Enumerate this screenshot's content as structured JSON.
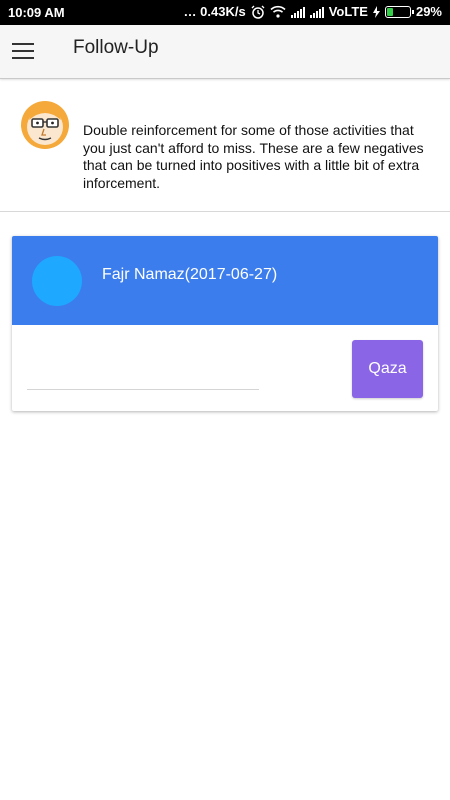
{
  "status_bar": {
    "time": "10:09 AM",
    "network_speed": "0.43K/s",
    "network_type": "VoLTE",
    "battery_percent": "29%",
    "battery_level": 0.29,
    "icons": [
      "alarm-icon",
      "wifi-icon",
      "signal-icon",
      "charging-icon",
      "battery-icon"
    ]
  },
  "app_bar": {
    "title": "Follow-Up",
    "menu_icon": "hamburger-menu-icon"
  },
  "intro": {
    "icon": "cartoon-face-icon",
    "text": "Double reinforcement for some of those activities that you just can't afford to miss. These are a few negatives that can be turned into positives with a little bit of extra inforcement."
  },
  "card": {
    "title": "Fajr Namaz(2017-06-27)",
    "input_value": "",
    "input_placeholder": "",
    "button_label": "Qaza"
  },
  "colors": {
    "card_header": "#3b7ded",
    "card_dot": "#1ea8ff",
    "qaza_button": "#8a65e6",
    "face": "#f4a93a"
  }
}
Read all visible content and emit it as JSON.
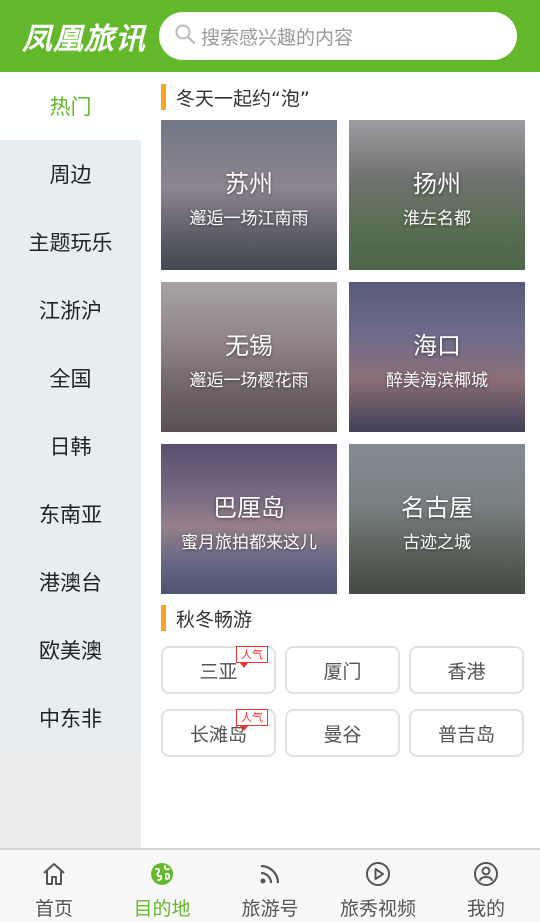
{
  "header": {
    "logo": "凤凰旅讯",
    "search_placeholder": "搜索感兴趣的内容",
    "brand_color": "#64b82b"
  },
  "sidebar": {
    "items": [
      {
        "label": "热门",
        "active": true
      },
      {
        "label": "周边"
      },
      {
        "label": "主题玩乐"
      },
      {
        "label": "江浙沪"
      },
      {
        "label": "全国"
      },
      {
        "label": "日韩"
      },
      {
        "label": "东南亚"
      },
      {
        "label": "港澳台"
      },
      {
        "label": "欧美澳"
      },
      {
        "label": "中东非"
      }
    ]
  },
  "sections": {
    "winter": {
      "title": "冬天一起约“泡”",
      "cards": [
        {
          "name": "苏州",
          "sub": "邂逅一场江南雨"
        },
        {
          "name": "扬州",
          "sub": "淮左名都"
        },
        {
          "name": "无锡",
          "sub": "邂逅一场樱花雨"
        },
        {
          "name": "海口",
          "sub": "醉美海滨椰城"
        },
        {
          "name": "巴厘岛",
          "sub": "蜜月旅拍都来这儿"
        },
        {
          "name": "名古屋",
          "sub": "古迹之城"
        }
      ]
    },
    "autumn": {
      "title": "秋冬畅游",
      "tags": [
        {
          "label": "三亚",
          "badge": "人气"
        },
        {
          "label": "厦门"
        },
        {
          "label": "香港"
        },
        {
          "label": "长滩岛",
          "badge": "人气"
        },
        {
          "label": "曼谷"
        },
        {
          "label": "普吉岛"
        }
      ]
    }
  },
  "tabbar": {
    "items": [
      {
        "label": "首页",
        "icon": "home-icon"
      },
      {
        "label": "目的地",
        "icon": "globe-icon",
        "active": true
      },
      {
        "label": "旅游号",
        "icon": "rss-icon"
      },
      {
        "label": "旅秀视频",
        "icon": "play-icon"
      },
      {
        "label": "我的",
        "icon": "user-icon"
      }
    ]
  }
}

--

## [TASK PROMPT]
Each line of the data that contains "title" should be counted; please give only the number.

## [EXERCISE SOLUTION]
4